A quick glimpse at the four men we should all always remember: Scott Brayton – after winning the Indy 500 pole yet again – killed in a single car accident in practice before the race.  Tony Renna – also at Indy, this time in a tire test – killed while being the only car on the track in 2003.  Paul Dana – in his rookie season – killed in 2006 at Homestead-Miami during the season opening weekend (his accident involved another vehicle and was in fact on race day, however, it occurred during morning warm-up).  Dan Wheldon – two-time Indy 500 champ and former series champ – first driver killed during a race this past Sunday.

To put it in perspective, the IRL now has 16 seasons under its belt.  Comparing it to its now defunct competitor series CART, the former has a safer record in terms of the races themselves.  From 1982 through its last death in 1999, CART also had four fatalities with three occurring in the final four years of that span (including back-to-back months in ’99) and two of them during races.  Also, CART was not really known for producing the same type of wheel-to-wheel racing that the IRL has given us.

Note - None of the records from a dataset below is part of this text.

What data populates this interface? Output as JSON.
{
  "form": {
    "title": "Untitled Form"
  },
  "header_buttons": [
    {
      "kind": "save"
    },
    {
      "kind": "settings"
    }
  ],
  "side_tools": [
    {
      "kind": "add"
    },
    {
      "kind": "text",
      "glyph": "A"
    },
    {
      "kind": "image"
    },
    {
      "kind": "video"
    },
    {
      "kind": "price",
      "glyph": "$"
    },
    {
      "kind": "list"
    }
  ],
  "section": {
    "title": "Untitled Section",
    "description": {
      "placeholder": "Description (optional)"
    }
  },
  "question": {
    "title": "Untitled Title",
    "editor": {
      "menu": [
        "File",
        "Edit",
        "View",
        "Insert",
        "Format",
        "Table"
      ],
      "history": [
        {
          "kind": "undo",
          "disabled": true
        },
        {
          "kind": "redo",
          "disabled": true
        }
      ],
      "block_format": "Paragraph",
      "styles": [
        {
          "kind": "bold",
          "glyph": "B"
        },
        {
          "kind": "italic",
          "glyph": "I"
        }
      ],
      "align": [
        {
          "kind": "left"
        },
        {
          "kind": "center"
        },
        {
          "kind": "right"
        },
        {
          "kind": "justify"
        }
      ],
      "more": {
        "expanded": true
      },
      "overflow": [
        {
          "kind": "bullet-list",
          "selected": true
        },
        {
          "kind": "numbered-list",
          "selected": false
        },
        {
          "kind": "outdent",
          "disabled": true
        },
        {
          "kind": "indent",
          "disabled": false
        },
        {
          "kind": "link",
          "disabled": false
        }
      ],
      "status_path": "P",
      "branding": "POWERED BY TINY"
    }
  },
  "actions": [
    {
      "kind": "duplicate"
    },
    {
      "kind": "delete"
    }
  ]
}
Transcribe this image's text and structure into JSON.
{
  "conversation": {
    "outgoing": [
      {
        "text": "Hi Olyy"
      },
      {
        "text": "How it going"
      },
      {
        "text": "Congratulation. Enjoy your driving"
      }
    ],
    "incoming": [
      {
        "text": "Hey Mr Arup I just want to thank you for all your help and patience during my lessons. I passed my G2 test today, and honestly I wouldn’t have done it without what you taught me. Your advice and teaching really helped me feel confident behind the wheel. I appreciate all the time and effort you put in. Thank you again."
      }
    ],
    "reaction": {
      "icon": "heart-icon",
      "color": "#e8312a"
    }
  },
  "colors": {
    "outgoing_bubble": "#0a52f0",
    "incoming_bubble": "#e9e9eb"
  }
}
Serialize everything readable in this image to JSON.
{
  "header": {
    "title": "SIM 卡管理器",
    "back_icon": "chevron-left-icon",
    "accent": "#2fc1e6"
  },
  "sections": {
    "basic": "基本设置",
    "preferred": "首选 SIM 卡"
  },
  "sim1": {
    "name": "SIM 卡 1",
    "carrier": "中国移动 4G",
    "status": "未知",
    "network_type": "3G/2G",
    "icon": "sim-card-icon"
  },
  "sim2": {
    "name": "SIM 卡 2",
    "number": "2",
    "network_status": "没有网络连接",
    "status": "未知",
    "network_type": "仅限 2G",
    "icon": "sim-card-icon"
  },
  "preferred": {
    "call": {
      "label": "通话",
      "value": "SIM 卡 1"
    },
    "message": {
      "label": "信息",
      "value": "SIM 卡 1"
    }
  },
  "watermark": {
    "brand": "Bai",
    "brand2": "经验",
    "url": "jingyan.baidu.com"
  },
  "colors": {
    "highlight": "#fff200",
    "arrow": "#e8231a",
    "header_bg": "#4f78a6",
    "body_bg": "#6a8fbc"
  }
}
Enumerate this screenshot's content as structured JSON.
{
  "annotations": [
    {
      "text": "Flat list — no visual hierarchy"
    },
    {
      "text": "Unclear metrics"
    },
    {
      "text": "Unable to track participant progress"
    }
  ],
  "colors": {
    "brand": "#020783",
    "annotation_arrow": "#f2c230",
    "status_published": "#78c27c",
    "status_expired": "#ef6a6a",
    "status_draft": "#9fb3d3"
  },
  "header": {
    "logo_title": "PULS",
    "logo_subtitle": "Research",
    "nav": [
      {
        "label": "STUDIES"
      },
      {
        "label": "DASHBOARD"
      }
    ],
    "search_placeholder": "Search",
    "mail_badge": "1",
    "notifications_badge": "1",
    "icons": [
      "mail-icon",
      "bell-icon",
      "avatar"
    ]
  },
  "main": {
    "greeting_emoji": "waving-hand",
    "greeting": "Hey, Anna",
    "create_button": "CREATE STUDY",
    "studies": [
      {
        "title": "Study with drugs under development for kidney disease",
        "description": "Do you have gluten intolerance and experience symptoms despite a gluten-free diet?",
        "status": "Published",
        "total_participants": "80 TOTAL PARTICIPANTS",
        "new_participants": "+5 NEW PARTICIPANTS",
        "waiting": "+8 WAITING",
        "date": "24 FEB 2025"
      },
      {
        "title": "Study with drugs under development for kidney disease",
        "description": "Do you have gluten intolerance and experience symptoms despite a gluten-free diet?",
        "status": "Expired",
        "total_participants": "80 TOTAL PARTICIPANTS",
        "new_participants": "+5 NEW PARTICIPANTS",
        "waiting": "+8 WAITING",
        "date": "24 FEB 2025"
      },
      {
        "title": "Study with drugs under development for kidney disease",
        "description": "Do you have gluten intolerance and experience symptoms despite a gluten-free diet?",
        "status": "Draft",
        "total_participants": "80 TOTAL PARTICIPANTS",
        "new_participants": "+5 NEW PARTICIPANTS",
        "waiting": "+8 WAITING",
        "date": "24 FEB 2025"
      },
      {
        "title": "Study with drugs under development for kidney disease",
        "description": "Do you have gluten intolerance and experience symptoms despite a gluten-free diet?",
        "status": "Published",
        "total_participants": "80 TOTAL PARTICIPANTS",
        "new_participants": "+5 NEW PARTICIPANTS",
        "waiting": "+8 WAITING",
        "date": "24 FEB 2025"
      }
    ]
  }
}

So, with that being thrown out there, my true feelings are that a racer can lose their health and/or life at any given moment while on the track.  People always say they understand the risks, but do they really?  I guess there’s a huge difference between understanding the risks and actually respecting them.  It disgusts me to see how much racers now days show little regard to looking out for one another.  It disgusts me to see how much fans condone those actions and want to see their most hated driver’s car end up in pieces next to the wall.

The overall current mindset within and toward racing needs some adjusting.  Let’s use Dan Wheldon’s memory as the jumping off point.  He was an incredible personality that is a painful void to our sport.  But don’t dare be sad about his loss.  Be more grateful the next time everyone makes it back home safely.

– JRD

Welcome to you or me?

Posted: October 18, 2011 in Uncategorized

Over the past few months I’ve contemplated starting one of these things.  Never made mention of it, but the thoughts were going around in my head.  I wasn’t sure if it would really serve its purpose, whether anyone would read it or even care to for that matter.  Plus, I felt it was a step backward.  I’ve worked in the sports journalism field and have seen all of the armchair journalists who use these types of sites to act like they’re a Pulitzer Prize winner.

However, I miss the job too damn much.  I still write, but what I write just ends up sitting in the midst of a legal pad buried deep within a drawer.  Over the past few weeks, peers have made mention to me that I need to start a blog or something; my writing needs to be put back out there.  So, here it is:

Greetings and salutations folks and welcome to my new venture.  Or “endeavor” if you will as is highlighted in the title (yes, I’ve dusted off the old business name).  What comes next I don’t really know.  Everything from sports to music to life will be thrown down on the page.  So, hopefully at some point, at least one of you will find it worth the while to do a little bit of reading in your downtime.

– JRD